I grew up working my family's beef cattle farm on Sinking Creek in Newport, Va., some 20 miles west of the Virginia Tech campus in Blacksburg. As young kids, my sister and I hated "real work," stuff like picking up rocks from the hayfield so the bailer didn't get bound up, or carrying salt licks to the cart or dragging 60-pound hay bales into piles so the high school boys working for six bucks an hour would have a slightly easier time stacking them on the trailer to the barn.
Naturally, this disgusted my grandmother, who had slaved and saved arm-in-arm with my granddaddy to purchase the place in the 1940s and worked it herself every single day until past her 90th birthday.
It is a gorgeous piece of land. It is a badge of family pride.
The workload increased a bit with age, as I matured from the hay stacker into the hay thrower, as I grew from the little guy who stood between daddy's legs and slopped gobs of paint on the lowest rungs of the gate while he painted the top side, to the teen atop the barn roof in the scorching summer heat, sanding away the rusty spots, pale redheaded skin frying like an egg as "That Summer" and "The Thunder Rolls" blasted from my Chevy Blazer's factory speakers, SPF-nothing, singing off-key into the sander like Tom Cruise into the "Risky Business" candleholder.
I can't stress how much complaining we did. Silently. We didn't dare bitch where Daddy or my Gran could hear. They'd have our hide. It wasn't fun, but the work carried life lessons on which I lean every single day, to this day.
Oddly enough the complaining and hard work are not the memories that rush to mind when I'm back there at my farm, whether physically or simply in my mind. Those memories are so sweet and so simple.
I think about sitting on a tailgate with a Dr Pepper and a pack of Nabs, neither knowing nor caring that my hands were grimy. We didn't get Dr Pepper or packs of Nabs often. I think about jumping in the Blue Hole in frayed cutoff jeans scared a rogue crawdad would pinch me.
I think about Daddy and his buddies, Gordon and Dale and Pat, dusty jeans and soiled boots offset by pearly white smiles and belly laughter that echoed down the valley, and sun-drenched sweaty cans of Old Milwaukee and half-chewed bags of Levi Garrett and blaze orange hats hanging from 12-gauge barrels in the back glass of a hunter green Ford F-150.
Sitting on that tailgate I felt like one of the guys. It was the most awesome feeling.
My sweetest memories of those times were riding down 460 West in Daddy's blue Ford Ranger from Newport to Pearisburg, where our home was located. He called that truck Lil' Blue. Sitting on that bench seat -- sometimes so close to him the gearshift was between my legs -- it was time with Daddy where there were no distractions. Him and me: a hardworking man and his adoring little buddy.
He'd have one Ol' Mil' between his legs and another on the floorboard between my feet. The windows were always down, and on those summer nights at dusk the sweet scent of fresh-cut hay danced with the intoxicating whiff of the moment when a Marlboro Light meets the hot-coals glow of the car lighter.
Instantly, that's where I go every time I smell a fresh-lit Marlboro Light.
I miss that.
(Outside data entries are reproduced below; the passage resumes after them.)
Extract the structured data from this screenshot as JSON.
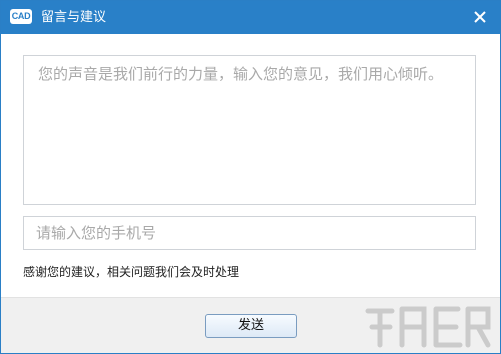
{
  "window": {
    "title": "留言与建议",
    "logo_text": "CAD",
    "close_icon": "close-icon"
  },
  "form": {
    "feedback_placeholder": "您的声音是我们前行的力量，输入您的意见，我们用心倾听。",
    "phone_placeholder": "请输入您的手机号",
    "notice": "感谢您的建议，相关问题我们会及时处理"
  },
  "footer": {
    "send_label": "发送"
  },
  "colors": {
    "titlebar": "#2980c8",
    "placeholder": "#a9a9a9",
    "footer_bg": "#f0f0f0"
  }
}
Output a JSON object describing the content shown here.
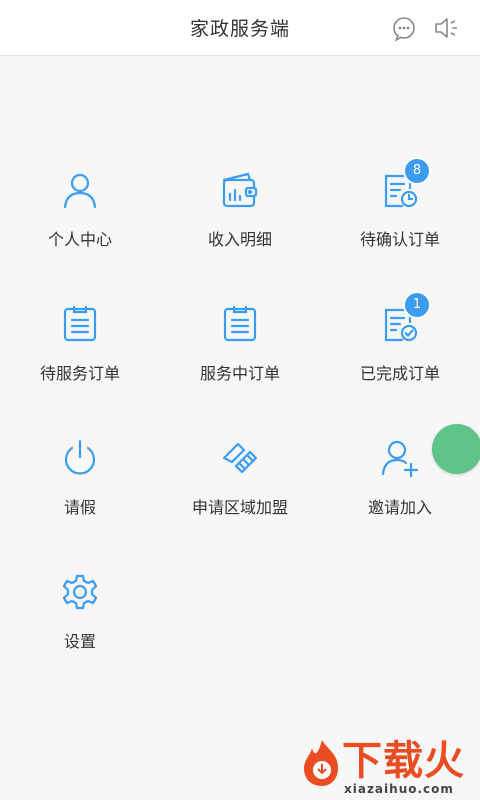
{
  "header": {
    "title": "家政服务端",
    "left_icon": "message-icon",
    "right_icon": "speaker-icon"
  },
  "colors": {
    "accent": "#3c9cf0",
    "badge": "#3c9cf0",
    "fab": "#5fc48a",
    "watermark": "#ea4d22"
  },
  "menu": [
    {
      "label": "个人中心",
      "icon": "person-icon"
    },
    {
      "label": "收入明细",
      "icon": "wallet-icon"
    },
    {
      "label": "待确认订单",
      "icon": "pending-confirm-icon",
      "badge": "8"
    },
    {
      "label": "待服务订单",
      "icon": "clipboard-icon"
    },
    {
      "label": "服务中订单",
      "icon": "clipboard-icon"
    },
    {
      "label": "已完成订单",
      "icon": "completed-order-icon",
      "badge": "1"
    },
    {
      "label": "请假",
      "icon": "power-icon"
    },
    {
      "label": "申请区域加盟",
      "icon": "handshake-icon"
    },
    {
      "label": "邀请加入",
      "icon": "add-user-icon"
    },
    {
      "label": "设置",
      "icon": "gear-icon"
    }
  ],
  "watermark": {
    "text": "下载火",
    "sub": "xiazaihuo.com"
  }
}
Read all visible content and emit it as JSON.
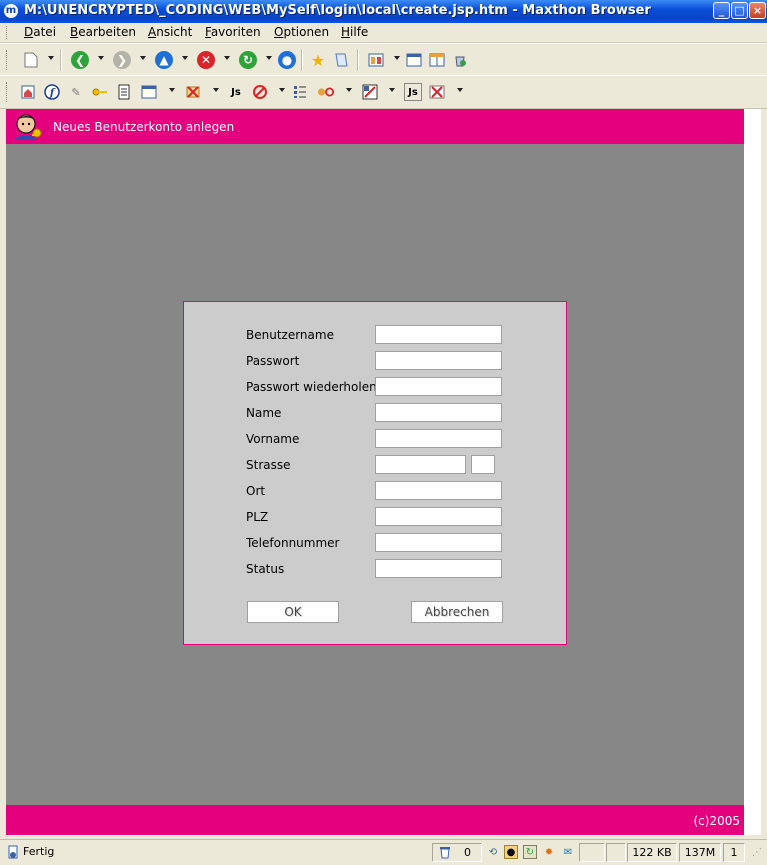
{
  "window": {
    "title": "M:\\UNENCRYPTED\\_CODING\\WEB\\MySelf\\login\\local\\create.jsp.htm - Maxthon Browser",
    "app_icon": "maxthon-icon",
    "buttons": [
      "minimize",
      "maximize",
      "close"
    ]
  },
  "menu": {
    "items": [
      {
        "first": "D",
        "rest": "atei"
      },
      {
        "first": "B",
        "rest": "earbeiten"
      },
      {
        "first": "A",
        "rest": "nsicht"
      },
      {
        "first": "F",
        "rest": "avoriten"
      },
      {
        "first": "O",
        "rest": "ptionen"
      },
      {
        "first": "H",
        "rest": "ilfe"
      }
    ]
  },
  "toolbar2": {
    "js_label": "Js"
  },
  "page": {
    "header_title": "Neues Benutzerkonto anlegen",
    "footer_text": "(c)2005",
    "accent_color": "#e5007e",
    "form": {
      "fields": [
        {
          "label": "Benutzername",
          "value": ""
        },
        {
          "label": "Passwort",
          "value": ""
        },
        {
          "label": "Passwort wiederholen",
          "value": ""
        },
        {
          "label": "Name",
          "value": ""
        },
        {
          "label": "Vorname",
          "value": ""
        },
        {
          "label": "Strasse",
          "value": "",
          "number_value": ""
        },
        {
          "label": "Ort",
          "value": ""
        },
        {
          "label": "PLZ",
          "value": ""
        },
        {
          "label": "Telefonnummer",
          "value": ""
        },
        {
          "label": "Status",
          "value": ""
        }
      ],
      "ok_label": "OK",
      "cancel_label": "Abbrechen"
    }
  },
  "status": {
    "text": "Fertig",
    "popup_count": "0",
    "size": "122 KB",
    "memory": "137M",
    "tabs": "1"
  }
}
The innocence. It was never the same being there after my parents died. But I love being back there now, because I feel close to them down by that creek and up on that mountain. That land defined them to a degree.
It may seem weird, but those are the thoughts that sped through my mind leaving Victory Lane at Daytona last Sunday night. I'd just interviewed a jubilant Dale Earnhardt Jr., and in my mind I was back in Lil' Blue riding down 460 with Daddy.
I don't know why, especially, because those thoughts probably don't even apply contextually.
I've always marveled at how Dale Earnhardt Jr. manages to retain a magical appreciation -- even adoration -- for Daytona Beach, Fla., at how he can so deeply appreciate all it gives him even after all it has taken away.
Daytona was always so very special to him as a boy, even above the racing side of it, and getting to see his father triumph and fail, win and lose. He loved the restaurants and the magic that a beach provides a country boy.
I asked him why -- how -- he was able to carry on the love affair with Daytona. He agreed it is interesting that he can, and has, and believes his father's death did impact his feelings about the place for a time.
But he knew to have peace within himself he would have to make some kind of peace with Daytona.
Because he would see her again. And again. And again.
And on nights like Sunday night, it's mighty good to see her again.